Millions of manufacturing employees risk health problems from poor air quality at work, according to a new White Paper. A combination of outdated regulations, under resourced enforcement and a limited understanding of the hazards of indoor air pollution mean nearly three million workers in the sector are exposed to unnecessary danger. Policy makers, regulators and businesses need to urgently address the situation, the authors conclude, outlining a six-point plan for a solution.
The White Paper “Every Breath We Make – Ensuring healthy air for manufacturing” has been developed by environment charity Global Action Plan and the air cleaning company Zehnder Clean Air Solutions. It draws on academic research into air pollution and health, sector studies and evidence from individuals, unions and business organisations.
One employee quoted in the report said air quality was so poor at his gas company workplace that: “At the end of a shift, staff would leave the facility looking like they worked on the coalface.”
Poor air quality is responsible for 36,000 deaths a year in the UK. Prolonged exposure to high levels of air pollution can damage your lungs, raise blood pressure, and increase lung- and heart-related hospital admissions and deaths.

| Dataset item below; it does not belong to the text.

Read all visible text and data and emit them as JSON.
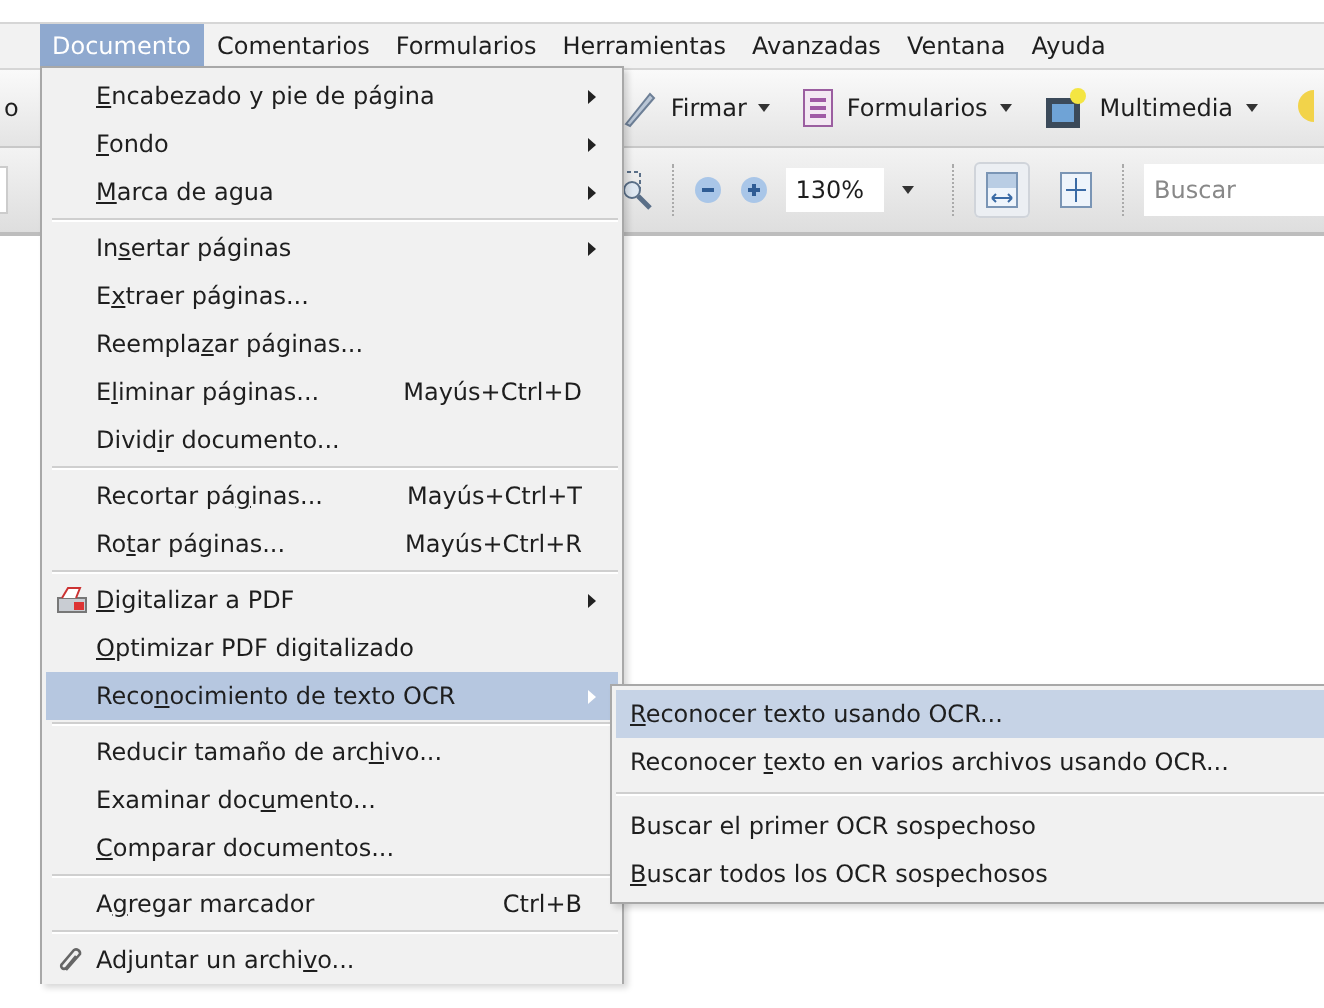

Emerging evidence also suggests that the problem is contributing to the number of Covid-19 cases, with those exposed to high levels of air pollution more susceptible to catching the disease.
Air pollution is caused by tiny airborne particles measuring less than 0.001 mm, or aerosols, from a variety of sources. In manufacturing, this will include cement dust, flour, stone working, spray painting, welding, grinding and chemicals – to name but a few. Breathing in hazardous airborne particles can cause health issues for any worker, but is especially dangerous to those with pre-existing conditions like asthma or heart issues.
In manufacturing, up to 440,000 people fall into this category. It’s no wonder the sector has a rate of occupational asthma about five times higher than the all-industries average.
The Health and Safety Executive (HSE) regulates the exposure of workers to 500 different substances, setting limits on how much of each substance can be allowed in a cubic metre of air over a given period of time. But the White Paper says the regulations need updating and fall far short of the mark.
As well as avoiding illness among workers, however, the White Paper outlines the business case for fixing the problem. According to the CBI, three million working days that are currently lost to illness in the UK would be regained if air pollution is reduced to the levels recommended by the World Health Organisation. The resulting increased productivity would gain the UK economy £1.6 billion, and workers would benefit through an additional £900 million in their pockets.
Air pollution in the workplace can also increase the costs of production, causing more downtime for cleaning and equipment maintenance as dust settles on surfaces. It also means less efficient heating systems, and an increase in products failing quality control because they are too dirty.
“We’ve been working with the manufacturing sector for a decade, so we’ve come to understand the importance of clean air to their businesses,” says Ben Simons, Zehnder Clean Air Solutions’ Head of Europe West. “This report not only highlights the serious threat to workers’ health that needs to be addressed, but also the opportunities for businesses to take positive steps,” he adds.“In many cases, properly dealing with air quality in factories and other workplaces will be more than paid back by increased efficiency. Better health for employees; better for your business – it’s a win-win situation.”
Find out more about the issues and how business, regulators and government can work together to address the air pollution crisis in UK manufacturing: download the White Paper at www.startwithcleanair.com or get in contact with Ben Simons.
Country Manager UK
Tel: +44 7909 533878